By Paul Freeman [1990 Interview]

Striding a stage with his rectangular guitar, Bo Diddley was an iconic figure, one who helped build the bridge between blues and rock ‘n’ roll. A Grammy honoree, Diddley was inducted into the Rock and Roll Hall of Fame and received a Lifetime Achievement Award from the Rhythm and Blues Foundation. He died of heart failure in 2008, at age 79. We had an opportunity to talk with him in 1990.

For too many years, young people didn’t know Diddley about Bo.

Now, thanks to a series of clever TV commercials selling athletic footwear, Bo Diddley, vocalist, guitarist and songwriter, has won a new wave of fans.

Diddley was born Ellas Bates McDaniel in McComb, Mississippi. When he was a small boy, his family moved to the South Side of Chicago. In grammar school, the kids gave him the nickname Bo Diddley, which he began using as an amateur boxer. At church, he studied trombone and violin.

At 10, Diddley received a guitar and hearing John Lee Hooker inspired him. While working by day as a carpenter and mechanic, he moonlighted, playing on street corners with a band called The Hipsters. By 1951, he had secured a regular spot at the 708 Club, playing tunes made familiar by Hooker, Muddy Waters and Louis Jordan.

In 1955, he was signed by Chess Records. “I went in with a song I wrote called, ‘Uncle John,’” Diddley told Pop Culture Classics, his voice barely audible, because he had just undergone dental surgery. “I decided to change the title to my own name. It fit real good.”

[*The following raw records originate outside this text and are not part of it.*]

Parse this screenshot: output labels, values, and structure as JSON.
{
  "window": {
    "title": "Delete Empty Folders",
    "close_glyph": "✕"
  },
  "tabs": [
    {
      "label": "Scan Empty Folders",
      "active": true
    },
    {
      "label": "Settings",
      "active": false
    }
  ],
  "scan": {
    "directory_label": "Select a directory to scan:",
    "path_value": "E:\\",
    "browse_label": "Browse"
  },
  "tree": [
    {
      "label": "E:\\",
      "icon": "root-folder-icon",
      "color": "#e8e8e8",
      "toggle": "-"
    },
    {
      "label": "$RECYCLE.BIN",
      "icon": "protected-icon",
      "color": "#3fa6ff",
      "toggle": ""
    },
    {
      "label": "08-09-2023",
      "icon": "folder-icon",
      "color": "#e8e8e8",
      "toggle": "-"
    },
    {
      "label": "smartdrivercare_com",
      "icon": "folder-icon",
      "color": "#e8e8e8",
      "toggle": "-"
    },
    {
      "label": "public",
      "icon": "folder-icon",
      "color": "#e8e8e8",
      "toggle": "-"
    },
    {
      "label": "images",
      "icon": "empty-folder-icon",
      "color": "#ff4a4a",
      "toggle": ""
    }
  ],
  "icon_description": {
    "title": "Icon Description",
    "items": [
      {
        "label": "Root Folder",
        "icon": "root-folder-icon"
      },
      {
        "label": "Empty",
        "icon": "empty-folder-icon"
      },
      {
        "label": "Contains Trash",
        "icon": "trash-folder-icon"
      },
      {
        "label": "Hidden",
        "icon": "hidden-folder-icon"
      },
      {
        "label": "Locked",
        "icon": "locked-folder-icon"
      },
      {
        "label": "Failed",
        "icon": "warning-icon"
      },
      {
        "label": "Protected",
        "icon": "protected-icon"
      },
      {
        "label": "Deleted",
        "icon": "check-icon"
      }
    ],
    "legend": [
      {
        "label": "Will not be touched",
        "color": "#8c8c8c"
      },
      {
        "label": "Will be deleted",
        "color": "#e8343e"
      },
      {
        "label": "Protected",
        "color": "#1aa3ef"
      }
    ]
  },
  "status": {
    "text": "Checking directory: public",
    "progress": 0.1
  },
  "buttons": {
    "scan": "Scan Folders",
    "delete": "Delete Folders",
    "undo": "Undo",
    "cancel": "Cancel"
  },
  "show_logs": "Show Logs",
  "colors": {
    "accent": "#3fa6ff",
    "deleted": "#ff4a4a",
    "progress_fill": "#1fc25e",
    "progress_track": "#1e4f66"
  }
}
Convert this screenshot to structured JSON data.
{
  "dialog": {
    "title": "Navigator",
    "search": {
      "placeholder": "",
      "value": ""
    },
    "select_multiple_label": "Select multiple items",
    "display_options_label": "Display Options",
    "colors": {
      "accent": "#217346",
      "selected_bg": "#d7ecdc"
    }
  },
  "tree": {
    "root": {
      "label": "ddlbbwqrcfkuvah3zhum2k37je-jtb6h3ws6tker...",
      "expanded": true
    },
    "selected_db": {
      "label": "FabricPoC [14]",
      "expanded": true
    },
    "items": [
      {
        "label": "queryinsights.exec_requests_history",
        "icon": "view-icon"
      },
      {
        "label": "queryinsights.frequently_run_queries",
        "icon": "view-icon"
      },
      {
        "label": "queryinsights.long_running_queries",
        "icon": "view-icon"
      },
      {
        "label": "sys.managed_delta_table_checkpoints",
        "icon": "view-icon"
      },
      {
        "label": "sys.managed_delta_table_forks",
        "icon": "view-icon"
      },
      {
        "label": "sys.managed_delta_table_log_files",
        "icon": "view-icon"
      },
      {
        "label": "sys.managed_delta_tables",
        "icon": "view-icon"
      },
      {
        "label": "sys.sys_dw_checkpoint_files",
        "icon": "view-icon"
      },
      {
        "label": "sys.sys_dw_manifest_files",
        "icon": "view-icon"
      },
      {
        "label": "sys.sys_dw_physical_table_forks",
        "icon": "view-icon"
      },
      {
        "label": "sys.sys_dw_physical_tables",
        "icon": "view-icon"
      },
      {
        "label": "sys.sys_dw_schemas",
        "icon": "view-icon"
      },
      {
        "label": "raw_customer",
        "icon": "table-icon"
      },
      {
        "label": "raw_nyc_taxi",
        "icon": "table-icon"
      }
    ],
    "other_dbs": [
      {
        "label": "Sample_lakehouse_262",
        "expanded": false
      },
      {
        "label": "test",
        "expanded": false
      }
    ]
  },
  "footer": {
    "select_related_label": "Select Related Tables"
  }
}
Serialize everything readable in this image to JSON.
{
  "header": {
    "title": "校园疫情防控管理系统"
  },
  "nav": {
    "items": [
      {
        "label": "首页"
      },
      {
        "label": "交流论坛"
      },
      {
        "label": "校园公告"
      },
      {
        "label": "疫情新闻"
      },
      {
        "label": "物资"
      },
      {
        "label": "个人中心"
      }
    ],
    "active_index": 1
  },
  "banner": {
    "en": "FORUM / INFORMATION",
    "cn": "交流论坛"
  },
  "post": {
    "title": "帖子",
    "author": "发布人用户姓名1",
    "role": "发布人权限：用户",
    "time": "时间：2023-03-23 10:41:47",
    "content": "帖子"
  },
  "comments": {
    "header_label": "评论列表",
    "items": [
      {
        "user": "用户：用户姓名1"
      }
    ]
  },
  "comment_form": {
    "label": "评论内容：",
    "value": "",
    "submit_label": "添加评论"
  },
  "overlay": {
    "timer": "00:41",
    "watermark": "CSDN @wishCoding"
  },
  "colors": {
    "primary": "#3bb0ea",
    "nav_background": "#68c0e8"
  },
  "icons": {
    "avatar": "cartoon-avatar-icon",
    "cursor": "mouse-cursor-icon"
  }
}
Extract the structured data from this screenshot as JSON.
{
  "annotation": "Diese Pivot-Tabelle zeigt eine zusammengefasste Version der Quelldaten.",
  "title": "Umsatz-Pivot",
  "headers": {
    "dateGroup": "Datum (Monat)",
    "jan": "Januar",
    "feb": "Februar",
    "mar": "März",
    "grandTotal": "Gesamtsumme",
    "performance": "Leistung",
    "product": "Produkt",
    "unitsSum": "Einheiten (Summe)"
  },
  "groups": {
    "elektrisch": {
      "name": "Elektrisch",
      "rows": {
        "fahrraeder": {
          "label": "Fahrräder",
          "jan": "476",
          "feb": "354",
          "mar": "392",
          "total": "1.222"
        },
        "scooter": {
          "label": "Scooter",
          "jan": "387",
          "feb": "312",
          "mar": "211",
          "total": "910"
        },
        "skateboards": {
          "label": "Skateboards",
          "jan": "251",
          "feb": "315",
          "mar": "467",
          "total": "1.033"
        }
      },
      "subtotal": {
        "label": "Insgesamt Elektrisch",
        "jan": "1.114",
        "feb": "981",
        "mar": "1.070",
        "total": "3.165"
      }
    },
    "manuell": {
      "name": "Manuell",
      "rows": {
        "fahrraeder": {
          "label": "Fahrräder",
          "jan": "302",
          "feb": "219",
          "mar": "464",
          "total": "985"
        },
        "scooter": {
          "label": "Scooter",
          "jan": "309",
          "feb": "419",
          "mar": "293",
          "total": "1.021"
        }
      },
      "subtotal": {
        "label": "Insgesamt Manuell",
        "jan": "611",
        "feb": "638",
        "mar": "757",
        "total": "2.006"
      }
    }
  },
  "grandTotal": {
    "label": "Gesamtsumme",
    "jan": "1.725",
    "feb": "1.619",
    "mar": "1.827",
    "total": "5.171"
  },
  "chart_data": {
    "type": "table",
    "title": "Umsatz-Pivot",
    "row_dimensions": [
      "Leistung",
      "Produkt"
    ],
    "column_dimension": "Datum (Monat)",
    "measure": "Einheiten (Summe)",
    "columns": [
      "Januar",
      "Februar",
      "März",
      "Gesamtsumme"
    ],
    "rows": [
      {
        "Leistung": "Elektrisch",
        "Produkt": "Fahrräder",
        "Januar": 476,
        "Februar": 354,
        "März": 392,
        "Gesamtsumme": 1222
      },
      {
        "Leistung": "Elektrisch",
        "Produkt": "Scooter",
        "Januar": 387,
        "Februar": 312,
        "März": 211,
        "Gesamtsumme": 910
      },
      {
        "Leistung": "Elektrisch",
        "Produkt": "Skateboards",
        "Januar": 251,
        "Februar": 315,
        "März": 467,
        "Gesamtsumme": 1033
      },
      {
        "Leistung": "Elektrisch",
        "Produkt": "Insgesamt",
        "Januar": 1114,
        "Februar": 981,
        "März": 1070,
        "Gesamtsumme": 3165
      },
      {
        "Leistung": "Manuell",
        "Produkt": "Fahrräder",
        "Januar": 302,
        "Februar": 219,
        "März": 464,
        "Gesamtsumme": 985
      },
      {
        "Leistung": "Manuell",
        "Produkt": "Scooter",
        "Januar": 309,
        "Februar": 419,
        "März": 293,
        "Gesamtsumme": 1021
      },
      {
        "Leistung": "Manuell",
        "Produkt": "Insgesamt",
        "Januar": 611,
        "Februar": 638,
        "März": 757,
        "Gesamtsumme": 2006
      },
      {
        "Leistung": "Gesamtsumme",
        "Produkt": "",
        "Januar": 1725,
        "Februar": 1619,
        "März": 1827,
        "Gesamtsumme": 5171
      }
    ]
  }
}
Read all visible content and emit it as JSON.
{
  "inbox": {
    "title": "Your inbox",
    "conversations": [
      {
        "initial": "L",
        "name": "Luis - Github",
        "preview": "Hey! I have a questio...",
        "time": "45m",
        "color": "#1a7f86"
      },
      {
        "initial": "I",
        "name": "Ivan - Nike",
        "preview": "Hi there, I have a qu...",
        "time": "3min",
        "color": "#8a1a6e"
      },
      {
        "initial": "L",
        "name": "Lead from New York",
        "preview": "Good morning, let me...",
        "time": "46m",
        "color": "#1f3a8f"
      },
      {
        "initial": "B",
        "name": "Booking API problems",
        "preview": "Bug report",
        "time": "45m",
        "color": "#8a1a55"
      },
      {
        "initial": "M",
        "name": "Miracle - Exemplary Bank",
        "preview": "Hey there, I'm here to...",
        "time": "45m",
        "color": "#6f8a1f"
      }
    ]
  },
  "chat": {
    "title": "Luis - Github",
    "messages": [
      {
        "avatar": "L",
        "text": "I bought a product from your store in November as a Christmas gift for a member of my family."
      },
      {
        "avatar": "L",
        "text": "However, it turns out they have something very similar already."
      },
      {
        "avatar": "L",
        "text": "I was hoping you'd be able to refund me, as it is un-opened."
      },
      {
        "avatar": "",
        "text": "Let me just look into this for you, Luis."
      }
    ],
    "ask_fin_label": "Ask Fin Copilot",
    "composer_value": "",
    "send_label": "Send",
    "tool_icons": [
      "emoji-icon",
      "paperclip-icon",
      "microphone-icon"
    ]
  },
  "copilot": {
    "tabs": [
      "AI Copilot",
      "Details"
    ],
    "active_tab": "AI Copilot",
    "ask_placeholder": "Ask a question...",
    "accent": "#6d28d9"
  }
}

He used maracas to highlight his distinctive beat. It required 35 takes in the studio to achieve the perfect sound. The effort paid off. “Bo Diddley,” with its infectious rhythm, became a huge hit.

He went on to record such memorable Diddley ditties as “I’m A Man” [covered by The Yardbirds, Tom Petty] “Say Man,” “You Can’t Judge A Book By Its Cover,” “Who Do You Love?” [eventually covered by The Grateful Dead, Dion, George Thorogood, The Doors], “Pills” [The New York Dolls], “Road Runner” [covered by The Zombies, The Who, and The Animals], “I Need You Baby” [The Rolling Stones], “Cadillac” [The Kinks], “Before You Accuse Me” [Creedence Clearwater Revival, Eric Clapton], “The Story of Bo Diddley” [Bob Seger], and “Hey, Bo Diddley.” Diddley co-wrote the 1957 Mickey & Sylvia smash, “Love Is Strange.” Many songs borrowed the Diddley beat, including Buddy Holly’s “Not Fade Away,” the Johnny Otis hit, “Willie and the Hand Jive,” the Elvis record “(Marie’s The Name of) His Latest Flame,”and The Strangeloves’ “I Want Candy.”

The beat and edgy guitar sound made a Diddley record instantly recognizable.

“I don’t really know how I developed my own style,” he said. “Over the years, it just happened and people liked it. The people are always right.”

Diddley wasn’t aware of the revolution rock ‘n’ roll was causing. “I had no idea how much impact the music was having or was going to have. I don’t think it’s really dawned on me yet how much rock ‘n’ roll has meant.”

It didn’t mean much financially in the 50s - at least not to the artists who were creating it. “We got ripped off. We worked and ended up not making no money. We had nowhere to turn,” he said.

For two-and-a-half years in the 70s, he lived in Los Lunas, New Mexico, where he served as sheriff. He’s currently moving back to that city and job from Gainesville, Florida.

“I always wanted to be a policeman. I have always tried to live according to the laws that have been put in front of us.

“I always wanted to be a guy who could talk to kids, the potential drug users, the drug users, the pushers, and tell them that what they were doing was wrong, that they had to find something new to do. That stuff is poison.”

Even when he is enforcing the law, Diddley won’t stop rocking. His career is again at a peak, thanks to a series of Nike ads. The first, which ran in July 1989, paired him with Bo Jackson and featured the line, “You don’t know Diddley.” Now the catch phrase “Bo knows” is being used.

The exposure has done wonders for Diddley’s popularity. With his thick, tinted glasses, narrow-brimmed hat and box guitar, he tours more extensively than ever.

“It’s wonderful,” Diddley said. “Now my grandchildren’s friends know who I am.”